Serbian Prime Minister Aleksandar Vucic “vowed to deepen trade ties within the western Balkans after he takes over as president in June,” Politico is reporting.
According the website, Vucic said in an interview that “closer economic relations were the only way to overcome regional instability, particularly in Bosnia-Herzegovina, which he described as a ‘barrel of gunpowder’.”
Vucic, who on April 2 won Serbia’s presidential election in the first round, promised to “redouble efforts to create a free-trade zone across much of former Yugoslavia, including investments in essential infrastructure, such as a highway linking Belgrade and Sarajevo,” Politico is reporting, and quoting him as saying:
“If all the others will agree on it, we’ll become a market of 20 million people. That’s quite a significant market. We will be able to attract many more investors.”
The website said that Vucic’s initiative is backed by “Germany and the EU” and comes “amid growing concern in Europe and Washington that outside forces, in particular Russia and Turkey, are working behind the scenes to destabilize the region.”
According to the article, Vucic “displayed particular enthusiasm for infrastructure projects, summoning an aide at one point during the interview to fetch a map of proposed highway extensions to link Belgrade with Sarajevo and Pristina,” and suggested that “the benefit wouldn’t just be economic, the road would also bring the region’s disparate ethnic groups closer together.”
“It’s the old Yugoslavia, plus Albania. It’s a political idea but without jeopardizing their sovereignty. It will boost our economies,” Vucic said.
He also addressed the protests organized by those dissatisfied with the election result:
“Nobody intervened, we allowed them to protest. When you have all your rights to protest against someone without any kind of disturbance and interruption, that it is a sign of democracy. I’m very proud of that.”
Politico described Vucic as “a one-time aide to Yugoslav strongman Slobodan Milosevic” to then say that he “succeeded in keeping Serbia on a path toward EU membership, while also maintaining close relations with Russia, a traditional ally” – referring to this as “a balancing act he acknowledges ruffles feathers on both sides.”
“Nobody’s happy, to tell you the truth. But I’m the prime minister and will be the president of an independent country that has its own interests. I don’t hide anything. When I go to Moscow I always say we’re on our EU path and we would like to preserve the best possible political and economic ties with you. That’s exactly the same that I say in Washington and in Brussels,” he said.
Vucic also said that, as president, he would have more time to focus on Serbia’s strategic goals, such as joining the EU.
According to Politico, Vucic’s “key ally in Europe” is not in Brussels, but in Berlin.
He said that German Chancellor Angela Merkel was “worried” about the situation in the region, and that he was “profoundly grateful to her”:

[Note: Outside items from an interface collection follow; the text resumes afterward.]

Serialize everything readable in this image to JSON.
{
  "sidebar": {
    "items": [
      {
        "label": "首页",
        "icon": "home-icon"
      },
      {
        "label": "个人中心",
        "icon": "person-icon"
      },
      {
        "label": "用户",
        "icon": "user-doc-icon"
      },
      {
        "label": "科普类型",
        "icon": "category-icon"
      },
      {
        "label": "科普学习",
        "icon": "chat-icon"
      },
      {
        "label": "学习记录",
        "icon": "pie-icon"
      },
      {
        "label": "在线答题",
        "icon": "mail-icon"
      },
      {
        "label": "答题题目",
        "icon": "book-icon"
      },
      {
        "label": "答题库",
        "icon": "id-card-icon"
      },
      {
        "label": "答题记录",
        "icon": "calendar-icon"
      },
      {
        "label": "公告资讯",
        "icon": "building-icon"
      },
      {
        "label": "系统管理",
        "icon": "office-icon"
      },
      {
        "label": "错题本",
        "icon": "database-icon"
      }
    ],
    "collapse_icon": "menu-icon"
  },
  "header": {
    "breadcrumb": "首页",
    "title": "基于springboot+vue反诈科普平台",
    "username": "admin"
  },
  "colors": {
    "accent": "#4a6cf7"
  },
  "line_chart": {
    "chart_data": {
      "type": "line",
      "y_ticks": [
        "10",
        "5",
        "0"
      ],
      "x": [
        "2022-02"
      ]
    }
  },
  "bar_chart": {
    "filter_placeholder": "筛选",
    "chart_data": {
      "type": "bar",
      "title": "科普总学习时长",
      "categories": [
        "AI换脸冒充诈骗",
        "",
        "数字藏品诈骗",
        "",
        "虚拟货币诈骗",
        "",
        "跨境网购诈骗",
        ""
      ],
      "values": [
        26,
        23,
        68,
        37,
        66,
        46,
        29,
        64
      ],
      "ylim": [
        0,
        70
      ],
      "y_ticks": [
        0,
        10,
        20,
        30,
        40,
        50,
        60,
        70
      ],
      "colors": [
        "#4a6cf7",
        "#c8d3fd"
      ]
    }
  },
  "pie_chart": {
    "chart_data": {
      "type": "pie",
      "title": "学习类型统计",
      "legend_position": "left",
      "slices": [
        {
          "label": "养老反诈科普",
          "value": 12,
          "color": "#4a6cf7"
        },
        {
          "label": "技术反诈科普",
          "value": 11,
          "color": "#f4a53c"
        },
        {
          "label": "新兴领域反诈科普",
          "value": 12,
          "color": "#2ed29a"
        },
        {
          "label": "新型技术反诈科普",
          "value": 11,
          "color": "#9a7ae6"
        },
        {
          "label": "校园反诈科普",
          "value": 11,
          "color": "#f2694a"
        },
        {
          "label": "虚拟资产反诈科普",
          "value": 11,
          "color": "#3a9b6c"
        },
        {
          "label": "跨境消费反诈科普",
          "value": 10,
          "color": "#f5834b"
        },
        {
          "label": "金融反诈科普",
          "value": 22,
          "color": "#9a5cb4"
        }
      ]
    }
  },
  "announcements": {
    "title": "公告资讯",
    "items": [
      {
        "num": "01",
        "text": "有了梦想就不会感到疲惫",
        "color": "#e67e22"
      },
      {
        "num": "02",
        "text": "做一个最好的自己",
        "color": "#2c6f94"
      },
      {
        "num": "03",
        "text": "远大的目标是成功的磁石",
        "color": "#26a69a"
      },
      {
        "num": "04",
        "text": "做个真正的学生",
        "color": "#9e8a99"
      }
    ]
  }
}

“She takes care of the region. Without her support and presence here… we’d be lost in space. We’d have more very huge problems.”
According to Serbia’s prime minister and president-elect, “Bosnia remains the biggest threat to stability” in this region.